Congress passes Sandy relief aid for flood insurance claims


New Jersey Gov. Chris Christie walks through the US Capitol in Washington, DC, in December, to ask the White House and Congress for more federal dollars for Superstorm Sandy relief and repair.


Chip Somodevilla

The Senate passed a bill providing partial relief for victims of superstorm Sandy on Friday, according to The Huffington Post.

Earlier in the day, the House voted to pass the aid package, voting 354 to 67 for the bill, the Washington Post reported.

The bill is a limited proposal, but is nonetheless the first major aid package for Sandy victims to be voted on. The $9.7 billion measure will pay flood insurance claims, the Guardian reported.

Hours before the vote, conservative group Club for Growth said it would punish any House members who approved the aid, arguing Congress "should not allow the federal government to be involved in the flood insurance industry in the first place, let alone expand the national flood insurance program's authority," The Hill reported.

The vote came after House Speaker John Boehner had faced intense criticism for delaying the bill's passage. On Tuesday, Boehner halted a vote on a relief bill that would provide $60 billion in aid to the states ravaged by Sandy. Politicians in the Northeast were furious with Boehner for not acting on the bill.

On Wednesday afternoon, New Jersey Gov. Chris Christie spoke out against Boehner and the House majority in an angry press conference: "Shame on you. Shame on Congress," he said.

More from GlobalPost: Sandy Watch

After Christie's scathing speech, Boehner promised to bring the spending measure to the floor in two steps. Friday's flood insurance vote will be followed by a vote on Jan. 15 that covers the bulk of the proposal — $51 billion.

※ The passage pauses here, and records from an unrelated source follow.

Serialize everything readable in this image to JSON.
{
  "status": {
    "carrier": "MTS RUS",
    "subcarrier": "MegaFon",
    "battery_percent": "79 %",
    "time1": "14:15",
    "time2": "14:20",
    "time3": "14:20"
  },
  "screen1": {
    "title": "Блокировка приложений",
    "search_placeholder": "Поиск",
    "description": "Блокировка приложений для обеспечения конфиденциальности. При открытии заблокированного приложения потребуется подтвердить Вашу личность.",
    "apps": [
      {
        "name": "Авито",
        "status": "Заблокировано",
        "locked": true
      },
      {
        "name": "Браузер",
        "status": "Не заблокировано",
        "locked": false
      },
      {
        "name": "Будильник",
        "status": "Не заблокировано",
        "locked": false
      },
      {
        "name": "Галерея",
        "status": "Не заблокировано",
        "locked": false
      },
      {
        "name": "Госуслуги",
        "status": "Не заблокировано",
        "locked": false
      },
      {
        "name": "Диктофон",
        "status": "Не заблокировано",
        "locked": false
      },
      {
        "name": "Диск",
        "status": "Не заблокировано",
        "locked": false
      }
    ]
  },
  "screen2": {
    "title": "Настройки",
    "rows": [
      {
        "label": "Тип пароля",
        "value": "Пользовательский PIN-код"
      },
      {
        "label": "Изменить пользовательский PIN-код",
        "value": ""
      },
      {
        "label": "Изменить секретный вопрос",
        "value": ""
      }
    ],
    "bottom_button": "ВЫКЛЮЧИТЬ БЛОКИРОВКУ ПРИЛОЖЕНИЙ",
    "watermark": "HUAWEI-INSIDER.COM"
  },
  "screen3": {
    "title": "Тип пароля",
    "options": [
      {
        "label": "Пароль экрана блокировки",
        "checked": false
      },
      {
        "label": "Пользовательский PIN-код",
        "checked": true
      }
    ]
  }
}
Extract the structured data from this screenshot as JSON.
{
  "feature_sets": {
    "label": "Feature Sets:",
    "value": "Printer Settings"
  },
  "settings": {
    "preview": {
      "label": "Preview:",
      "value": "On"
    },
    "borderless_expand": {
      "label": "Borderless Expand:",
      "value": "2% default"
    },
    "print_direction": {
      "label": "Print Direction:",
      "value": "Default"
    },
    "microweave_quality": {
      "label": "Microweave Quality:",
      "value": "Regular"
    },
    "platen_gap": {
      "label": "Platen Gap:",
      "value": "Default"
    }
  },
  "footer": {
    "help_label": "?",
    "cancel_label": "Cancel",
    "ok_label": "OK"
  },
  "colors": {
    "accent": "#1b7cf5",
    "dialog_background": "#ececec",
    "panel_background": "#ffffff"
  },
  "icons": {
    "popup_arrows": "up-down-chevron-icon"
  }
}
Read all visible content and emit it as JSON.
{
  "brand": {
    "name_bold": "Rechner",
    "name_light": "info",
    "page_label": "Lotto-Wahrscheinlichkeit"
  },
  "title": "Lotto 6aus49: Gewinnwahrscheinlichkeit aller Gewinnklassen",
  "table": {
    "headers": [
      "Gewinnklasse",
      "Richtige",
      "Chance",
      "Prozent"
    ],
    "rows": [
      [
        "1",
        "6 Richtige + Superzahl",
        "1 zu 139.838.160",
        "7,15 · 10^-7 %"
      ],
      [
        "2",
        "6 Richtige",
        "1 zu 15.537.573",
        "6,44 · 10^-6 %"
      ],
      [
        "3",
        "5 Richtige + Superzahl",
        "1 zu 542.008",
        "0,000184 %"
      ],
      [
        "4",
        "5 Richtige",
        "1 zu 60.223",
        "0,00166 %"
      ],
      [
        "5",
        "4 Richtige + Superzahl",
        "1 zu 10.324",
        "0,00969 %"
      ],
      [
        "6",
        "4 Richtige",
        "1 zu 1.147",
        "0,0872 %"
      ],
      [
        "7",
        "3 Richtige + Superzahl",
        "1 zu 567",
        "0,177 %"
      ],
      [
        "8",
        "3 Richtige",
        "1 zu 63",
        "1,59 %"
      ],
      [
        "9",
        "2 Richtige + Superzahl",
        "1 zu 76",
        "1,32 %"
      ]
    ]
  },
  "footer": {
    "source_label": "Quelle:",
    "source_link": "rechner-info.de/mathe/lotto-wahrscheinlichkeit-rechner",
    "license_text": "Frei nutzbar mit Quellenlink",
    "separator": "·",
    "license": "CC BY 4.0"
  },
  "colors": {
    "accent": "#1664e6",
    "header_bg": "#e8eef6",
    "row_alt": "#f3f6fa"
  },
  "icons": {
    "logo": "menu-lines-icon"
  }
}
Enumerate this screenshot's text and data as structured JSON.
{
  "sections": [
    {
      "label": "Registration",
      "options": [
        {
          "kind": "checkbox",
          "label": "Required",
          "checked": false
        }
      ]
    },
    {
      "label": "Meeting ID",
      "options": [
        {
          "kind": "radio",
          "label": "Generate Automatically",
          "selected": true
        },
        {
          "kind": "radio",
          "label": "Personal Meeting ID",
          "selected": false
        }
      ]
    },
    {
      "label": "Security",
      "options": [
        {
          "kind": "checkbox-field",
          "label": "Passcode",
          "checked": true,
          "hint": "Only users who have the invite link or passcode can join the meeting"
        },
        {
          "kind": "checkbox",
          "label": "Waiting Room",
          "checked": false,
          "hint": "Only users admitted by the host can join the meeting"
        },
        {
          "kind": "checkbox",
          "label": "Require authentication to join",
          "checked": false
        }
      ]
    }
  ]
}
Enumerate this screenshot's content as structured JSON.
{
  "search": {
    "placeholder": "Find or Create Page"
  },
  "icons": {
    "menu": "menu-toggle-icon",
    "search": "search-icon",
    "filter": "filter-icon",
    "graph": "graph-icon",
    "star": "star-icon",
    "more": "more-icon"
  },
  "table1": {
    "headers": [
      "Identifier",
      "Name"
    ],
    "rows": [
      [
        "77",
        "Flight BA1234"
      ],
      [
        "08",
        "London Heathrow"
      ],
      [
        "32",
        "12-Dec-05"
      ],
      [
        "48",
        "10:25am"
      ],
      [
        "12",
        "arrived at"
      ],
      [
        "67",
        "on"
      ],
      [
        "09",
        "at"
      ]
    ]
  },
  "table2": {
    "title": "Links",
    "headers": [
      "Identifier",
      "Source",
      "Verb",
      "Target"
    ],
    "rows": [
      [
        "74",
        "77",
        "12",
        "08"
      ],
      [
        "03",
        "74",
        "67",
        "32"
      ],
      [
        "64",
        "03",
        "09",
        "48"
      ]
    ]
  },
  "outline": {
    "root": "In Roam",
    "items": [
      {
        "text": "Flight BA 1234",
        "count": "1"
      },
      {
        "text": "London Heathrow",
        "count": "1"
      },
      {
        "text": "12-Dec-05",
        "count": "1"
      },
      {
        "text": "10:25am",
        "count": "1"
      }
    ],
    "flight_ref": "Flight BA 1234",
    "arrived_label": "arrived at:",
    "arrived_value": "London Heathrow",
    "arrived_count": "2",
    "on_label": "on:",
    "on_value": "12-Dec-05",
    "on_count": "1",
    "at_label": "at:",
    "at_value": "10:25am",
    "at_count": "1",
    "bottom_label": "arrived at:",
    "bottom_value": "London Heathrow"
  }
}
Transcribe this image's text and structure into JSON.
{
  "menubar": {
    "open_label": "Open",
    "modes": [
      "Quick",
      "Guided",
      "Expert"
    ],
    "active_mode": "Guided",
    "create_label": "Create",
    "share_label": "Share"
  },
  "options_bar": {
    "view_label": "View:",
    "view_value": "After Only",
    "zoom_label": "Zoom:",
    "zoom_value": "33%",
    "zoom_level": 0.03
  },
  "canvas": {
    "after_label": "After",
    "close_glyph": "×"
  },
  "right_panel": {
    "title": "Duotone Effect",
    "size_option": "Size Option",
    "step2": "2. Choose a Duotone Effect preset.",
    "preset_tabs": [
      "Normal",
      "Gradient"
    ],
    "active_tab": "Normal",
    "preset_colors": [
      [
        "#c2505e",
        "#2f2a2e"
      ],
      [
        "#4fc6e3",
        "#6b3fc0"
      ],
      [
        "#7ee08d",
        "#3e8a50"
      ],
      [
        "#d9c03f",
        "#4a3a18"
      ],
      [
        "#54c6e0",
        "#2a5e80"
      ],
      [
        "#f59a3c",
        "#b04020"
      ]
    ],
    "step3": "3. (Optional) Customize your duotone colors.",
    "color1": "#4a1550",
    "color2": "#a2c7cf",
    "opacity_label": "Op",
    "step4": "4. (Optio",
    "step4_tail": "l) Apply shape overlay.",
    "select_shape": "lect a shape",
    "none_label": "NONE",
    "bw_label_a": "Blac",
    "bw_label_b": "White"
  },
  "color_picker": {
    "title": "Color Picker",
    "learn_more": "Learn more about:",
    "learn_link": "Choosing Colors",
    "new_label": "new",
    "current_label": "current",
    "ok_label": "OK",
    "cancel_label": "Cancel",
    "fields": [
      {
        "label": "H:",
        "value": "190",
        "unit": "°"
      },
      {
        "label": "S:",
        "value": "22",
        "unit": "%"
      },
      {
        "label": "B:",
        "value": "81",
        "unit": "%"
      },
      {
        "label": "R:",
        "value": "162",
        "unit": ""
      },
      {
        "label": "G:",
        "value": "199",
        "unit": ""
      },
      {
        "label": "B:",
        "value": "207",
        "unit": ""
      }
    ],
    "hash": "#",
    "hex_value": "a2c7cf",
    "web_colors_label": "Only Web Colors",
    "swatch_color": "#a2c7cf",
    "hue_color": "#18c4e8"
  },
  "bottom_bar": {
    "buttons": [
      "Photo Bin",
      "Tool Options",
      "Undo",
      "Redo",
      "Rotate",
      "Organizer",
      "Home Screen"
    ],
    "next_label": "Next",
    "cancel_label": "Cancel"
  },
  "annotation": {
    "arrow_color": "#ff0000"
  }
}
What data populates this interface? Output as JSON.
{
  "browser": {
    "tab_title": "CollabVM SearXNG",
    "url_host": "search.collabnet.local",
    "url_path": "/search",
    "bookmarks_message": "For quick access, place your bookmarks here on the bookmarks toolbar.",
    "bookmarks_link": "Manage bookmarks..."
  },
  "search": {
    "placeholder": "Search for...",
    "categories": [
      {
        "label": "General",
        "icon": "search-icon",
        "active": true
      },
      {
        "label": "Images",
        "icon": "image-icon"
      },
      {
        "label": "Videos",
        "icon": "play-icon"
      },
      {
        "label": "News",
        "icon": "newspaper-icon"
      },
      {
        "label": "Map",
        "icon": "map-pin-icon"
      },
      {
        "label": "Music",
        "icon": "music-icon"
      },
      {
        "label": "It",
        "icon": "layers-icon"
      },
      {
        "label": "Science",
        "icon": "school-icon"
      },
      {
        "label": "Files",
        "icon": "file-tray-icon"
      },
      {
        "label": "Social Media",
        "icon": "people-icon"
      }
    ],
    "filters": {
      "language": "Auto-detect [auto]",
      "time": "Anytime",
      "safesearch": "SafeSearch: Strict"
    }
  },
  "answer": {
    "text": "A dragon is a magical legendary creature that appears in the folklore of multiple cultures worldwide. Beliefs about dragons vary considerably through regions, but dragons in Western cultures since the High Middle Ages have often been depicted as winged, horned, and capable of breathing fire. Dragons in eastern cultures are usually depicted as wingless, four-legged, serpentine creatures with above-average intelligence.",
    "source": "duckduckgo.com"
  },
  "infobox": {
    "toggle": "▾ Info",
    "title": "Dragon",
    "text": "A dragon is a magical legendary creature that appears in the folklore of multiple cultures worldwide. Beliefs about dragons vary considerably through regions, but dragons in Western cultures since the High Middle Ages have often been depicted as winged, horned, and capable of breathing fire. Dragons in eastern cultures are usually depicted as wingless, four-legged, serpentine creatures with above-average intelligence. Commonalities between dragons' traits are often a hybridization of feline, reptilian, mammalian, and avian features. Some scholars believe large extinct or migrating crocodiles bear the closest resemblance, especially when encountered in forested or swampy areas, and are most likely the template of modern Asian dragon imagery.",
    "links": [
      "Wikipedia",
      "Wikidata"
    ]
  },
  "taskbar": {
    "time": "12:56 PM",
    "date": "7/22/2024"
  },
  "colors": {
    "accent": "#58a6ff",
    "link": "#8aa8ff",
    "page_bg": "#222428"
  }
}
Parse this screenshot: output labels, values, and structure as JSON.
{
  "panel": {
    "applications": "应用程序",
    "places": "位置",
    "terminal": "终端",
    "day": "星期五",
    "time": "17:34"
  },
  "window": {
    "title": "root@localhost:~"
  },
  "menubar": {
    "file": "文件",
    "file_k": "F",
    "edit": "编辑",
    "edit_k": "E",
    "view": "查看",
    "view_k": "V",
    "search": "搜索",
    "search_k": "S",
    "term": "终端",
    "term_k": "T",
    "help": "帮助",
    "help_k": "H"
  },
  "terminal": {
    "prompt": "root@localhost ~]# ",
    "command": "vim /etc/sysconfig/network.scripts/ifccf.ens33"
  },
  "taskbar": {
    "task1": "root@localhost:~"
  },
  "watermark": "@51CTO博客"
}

The Federal Emergency Management Agency warned that the National Flood Insurance Program would run out of money next week if Congress didn't approve the bill Friday, the Washington Post reported.